Democrats want to expand the program to cover more low-income residents, which is an option under the federal health overhaul that President Barack Obama signed into law in 2010.
Republicans say that even with the federal government paying most of the tab for expansion, Mississippi can't afford to add an estimated 288,000 to 300,000 people to a program that already covers more than 640,000. Mississippi's population is just under 3 million.
The more fundamental question now is how lawmakers will keep the existing Medicaid program alive after the current state budget year ends June 30 — with or without expansion.
State programs come up for review and renewal every few years, and Medicaid, the federal-state health insurance program for the needy, is up this year.
At this point, there are no surviving bills that would keep Medicaid in business beyond June 30. Lawmakers are scheduled to remain in session through early April, and as long as they're at the Capitol, they have options to file new bills or to revive a Senate bill that was blocked Thursday in the House Rules Committee.
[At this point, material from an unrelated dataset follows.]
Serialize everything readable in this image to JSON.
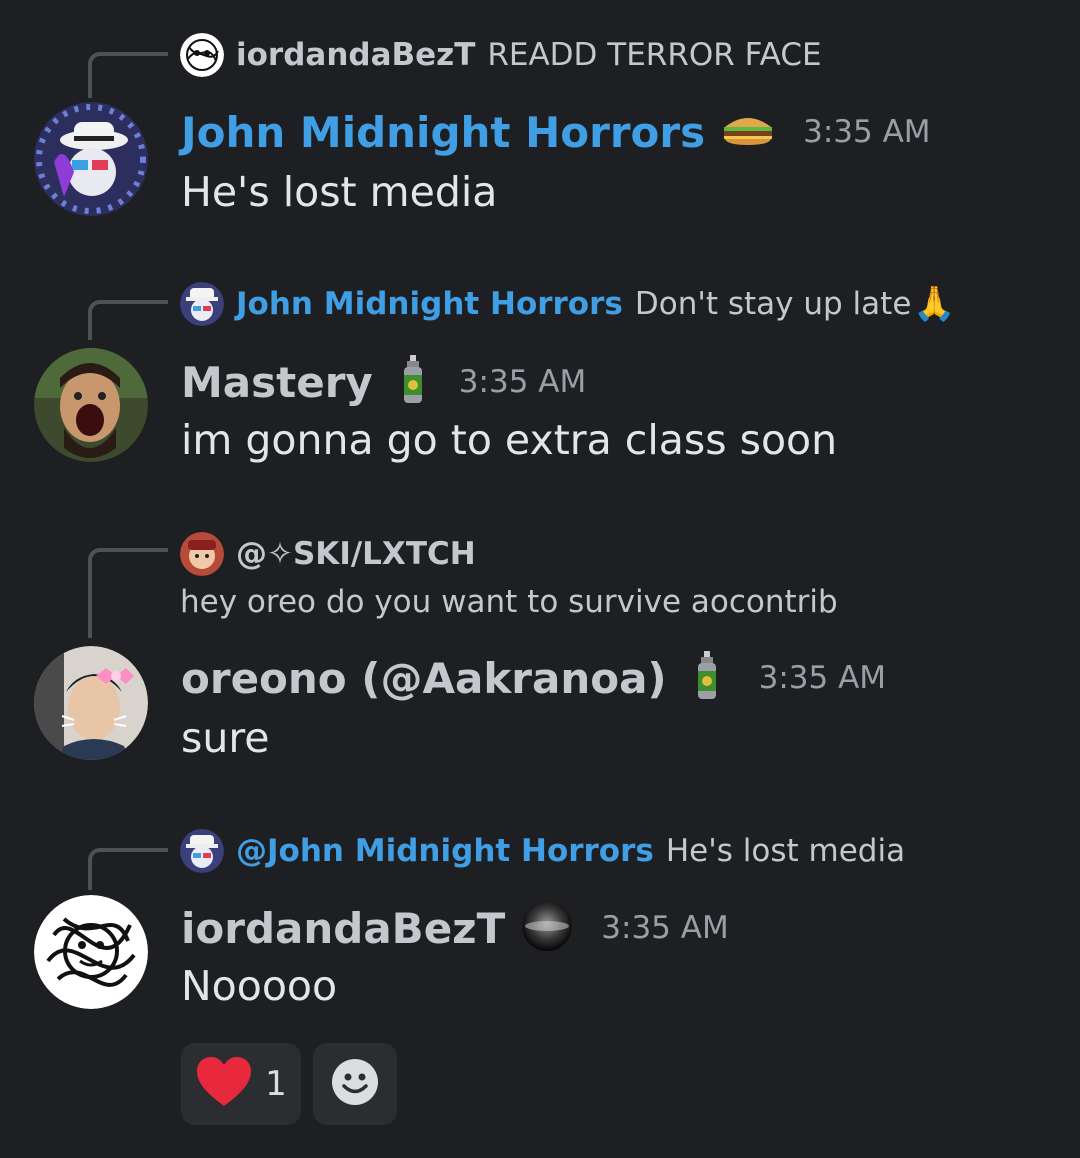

Either option would take large majorities that would require bipartisan cooperation.
Another option would be for Republican Gov. Phil Bryant to call a special session, possibly during the regular session, to keep Medicaid alive.
During brief debate Friday, Republicans tried to revive House Bill 560, which failed Jan. 31. Democrats argued the bill should remain dead because it couldn't have been changed to allow Medicaid expansion. They want to consider Senate Bill 2207 because it could be amended for expansion, but House Republican leaders blocked the Senate bill Thursday.
"Think about all of God's children, think about local hospitals and health care professionals, think about the maimed," Rep. Steve Holland, D-Plantersville, told the House on Friday as he argued for expansion.
Reviving the House bill would've taken 68 votes. The vote was 60-52, largely along party lines.
House Speaker Philip Gunn, R-Clinton, told reporters later that there are not enough votes in the House to pass Medicaid expansion.
"As it stands right now, July 1 the program will cease to exist and the Democrats are the ones who have brought us to that point," Gunn said.
House Democratic Leader Bobby Moak of Bogue Chitto said expansion could support thousands of health care jobs in one of the poorest states in the nation. He said Republicans are blocking the chance for debate.
"It's too many Mississippi souls on the line," Moak said in an interview.
Republicans hold a majority in both the state House and the Senate.
Under the federal health law, states have the option of expanding Medicaid to cover people making up to 138 percent of the federal poverty level, or about $15,000. Mississippi's cutoff is now about $5,500.
The federal government would pay 100 percent of medical expenses for the newly qualified enrollees from 2014 to 2017, then the federal share would be reduced to 90 percent by 2020, with each state paying the balance.
Six Republican governors have proposed expanding Medicaid in their states to cover more low-income residents, citing the financial realities of their states' medical costs.
Associated Press writer Laura Tillman contributed to this report.